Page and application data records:

§

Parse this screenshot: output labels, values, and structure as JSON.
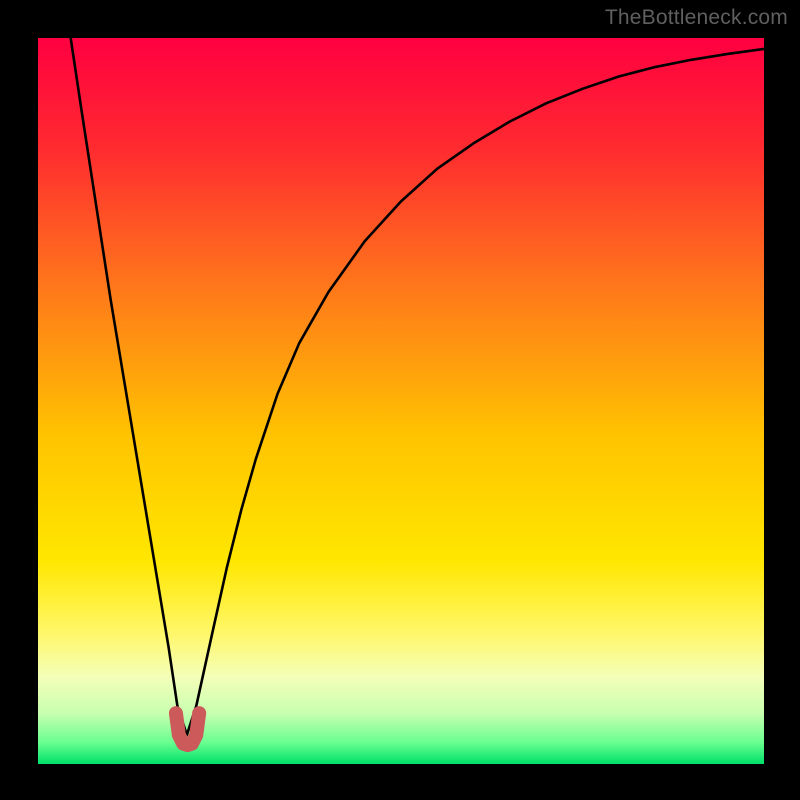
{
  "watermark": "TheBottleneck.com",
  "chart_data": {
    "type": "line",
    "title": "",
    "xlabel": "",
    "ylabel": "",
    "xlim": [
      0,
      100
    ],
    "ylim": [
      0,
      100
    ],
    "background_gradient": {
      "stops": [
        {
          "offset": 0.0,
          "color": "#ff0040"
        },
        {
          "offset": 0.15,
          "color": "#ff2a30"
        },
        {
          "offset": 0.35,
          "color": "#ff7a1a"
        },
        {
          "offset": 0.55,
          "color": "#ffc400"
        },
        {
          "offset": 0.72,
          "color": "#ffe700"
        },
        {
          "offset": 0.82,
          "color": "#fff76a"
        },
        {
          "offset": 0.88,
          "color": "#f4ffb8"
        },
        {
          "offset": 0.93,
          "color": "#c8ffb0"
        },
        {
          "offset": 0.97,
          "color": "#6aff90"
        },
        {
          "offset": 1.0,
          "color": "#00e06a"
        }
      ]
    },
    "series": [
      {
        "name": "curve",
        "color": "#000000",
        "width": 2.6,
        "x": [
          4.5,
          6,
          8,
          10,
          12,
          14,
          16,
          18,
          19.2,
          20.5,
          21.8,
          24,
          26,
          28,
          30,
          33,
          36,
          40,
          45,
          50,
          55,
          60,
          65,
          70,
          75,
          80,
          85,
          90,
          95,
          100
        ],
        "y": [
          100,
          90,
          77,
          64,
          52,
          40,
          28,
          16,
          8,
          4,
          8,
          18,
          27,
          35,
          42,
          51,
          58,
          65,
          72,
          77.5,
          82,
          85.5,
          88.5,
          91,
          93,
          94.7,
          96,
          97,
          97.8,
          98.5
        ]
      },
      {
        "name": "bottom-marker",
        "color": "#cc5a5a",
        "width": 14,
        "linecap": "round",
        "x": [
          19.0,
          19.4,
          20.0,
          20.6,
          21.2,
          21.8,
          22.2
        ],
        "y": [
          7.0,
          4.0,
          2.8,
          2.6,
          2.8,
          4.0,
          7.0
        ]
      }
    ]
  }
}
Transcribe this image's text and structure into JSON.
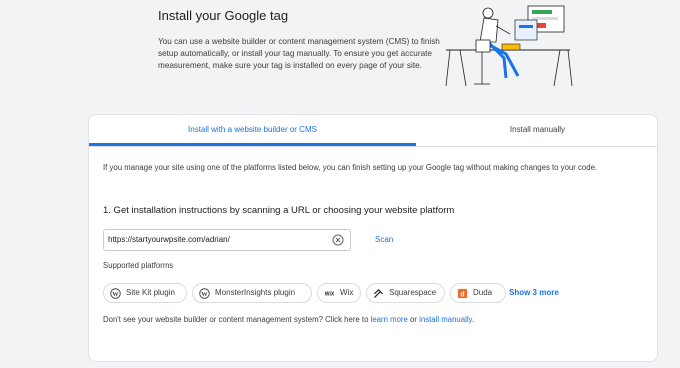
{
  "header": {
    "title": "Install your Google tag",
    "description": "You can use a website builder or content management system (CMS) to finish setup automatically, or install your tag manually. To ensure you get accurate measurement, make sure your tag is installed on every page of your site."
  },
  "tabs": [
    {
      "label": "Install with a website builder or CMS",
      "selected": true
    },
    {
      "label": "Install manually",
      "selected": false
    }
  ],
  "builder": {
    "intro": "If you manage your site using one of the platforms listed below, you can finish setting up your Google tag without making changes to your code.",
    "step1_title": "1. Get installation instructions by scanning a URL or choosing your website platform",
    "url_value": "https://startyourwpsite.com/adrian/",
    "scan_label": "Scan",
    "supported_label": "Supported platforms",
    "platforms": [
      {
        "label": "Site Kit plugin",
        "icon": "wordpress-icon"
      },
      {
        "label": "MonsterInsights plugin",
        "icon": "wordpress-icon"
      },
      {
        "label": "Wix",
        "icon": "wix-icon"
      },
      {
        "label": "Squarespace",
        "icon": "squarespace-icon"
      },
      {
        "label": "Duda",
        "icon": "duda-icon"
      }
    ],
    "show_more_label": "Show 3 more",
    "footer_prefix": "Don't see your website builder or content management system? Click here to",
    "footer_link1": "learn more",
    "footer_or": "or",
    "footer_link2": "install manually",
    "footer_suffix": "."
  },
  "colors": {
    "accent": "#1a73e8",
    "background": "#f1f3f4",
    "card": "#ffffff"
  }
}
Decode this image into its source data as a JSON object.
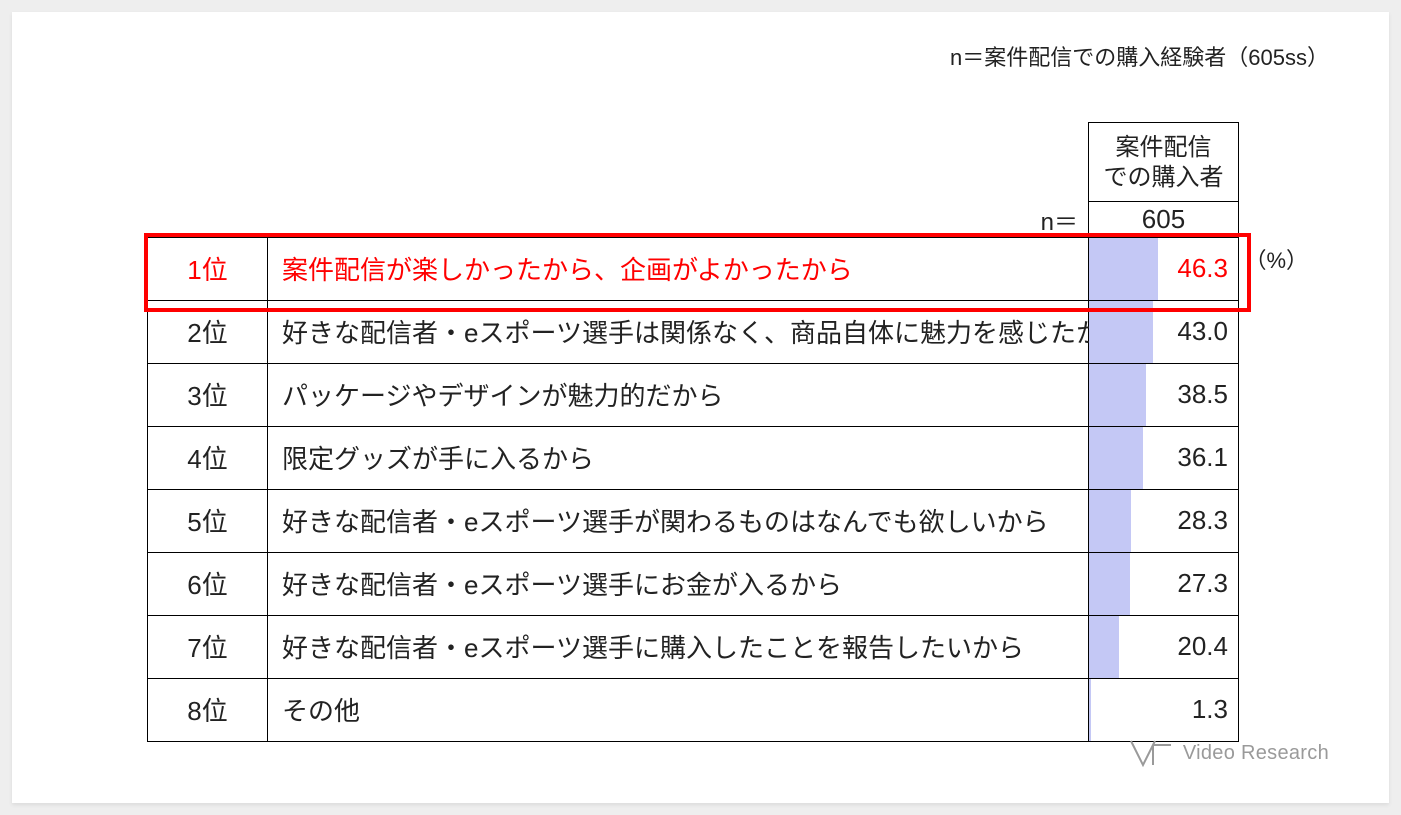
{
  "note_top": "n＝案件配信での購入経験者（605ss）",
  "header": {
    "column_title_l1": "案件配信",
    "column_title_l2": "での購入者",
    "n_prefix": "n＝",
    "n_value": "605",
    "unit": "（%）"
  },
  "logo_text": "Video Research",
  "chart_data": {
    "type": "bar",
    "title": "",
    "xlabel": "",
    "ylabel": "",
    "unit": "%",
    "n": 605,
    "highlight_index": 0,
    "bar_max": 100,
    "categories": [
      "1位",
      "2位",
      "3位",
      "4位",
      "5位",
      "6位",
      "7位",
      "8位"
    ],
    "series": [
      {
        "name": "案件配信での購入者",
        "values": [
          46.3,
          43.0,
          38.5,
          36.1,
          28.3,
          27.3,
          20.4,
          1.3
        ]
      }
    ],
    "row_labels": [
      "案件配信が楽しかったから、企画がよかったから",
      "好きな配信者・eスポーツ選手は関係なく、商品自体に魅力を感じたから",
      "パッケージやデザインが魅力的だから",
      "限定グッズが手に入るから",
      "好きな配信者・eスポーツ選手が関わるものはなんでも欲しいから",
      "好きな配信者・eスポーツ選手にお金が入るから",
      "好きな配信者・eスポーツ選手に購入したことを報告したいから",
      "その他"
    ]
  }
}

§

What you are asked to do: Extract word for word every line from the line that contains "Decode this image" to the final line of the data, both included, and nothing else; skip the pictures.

Answer box:
Decode this image into its source data as a JSON object.
{
  "note_top": "n＝案件配信での購入経験者（605ss）",
  "header": {
    "column_title_l1": "案件配信",
    "column_title_l2": "での購入者",
    "n_prefix": "n＝",
    "n_value": "605",
    "unit": "（%）"
  },
  "logo_text": "Video Research",
  "chart_data": {
    "type": "bar",
    "title": "",
    "xlabel": "",
    "ylabel": "",
    "unit": "%",
    "n": 605,
    "highlight_index": 0,
    "bar_max": 100,
    "categories": [
      "1位",
      "2位",
      "3位",
      "4位",
      "5位",
      "6位",
      "7位",
      "8位"
    ],
    "series": [
      {
        "name": "案件配信での購入者",
        "values": [
          46.3,
          43.0,
          38.5,
          36.1,
          28.3,
          27.3,
          20.4,
          1.3
        ]
      }
    ],
    "row_labels": [
      "案件配信が楽しかったから、企画がよかったから",
      "好きな配信者・eスポーツ選手は関係なく、商品自体に魅力を感じたから",
      "パッケージやデザインが魅力的だから",
      "限定グッズが手に入るから",
      "好きな配信者・eスポーツ選手が関わるものはなんでも欲しいから",
      "好きな配信者・eスポーツ選手にお金が入るから",
      "好きな配信者・eスポーツ選手に購入したことを報告したいから",
      "その他"
    ]
  }
}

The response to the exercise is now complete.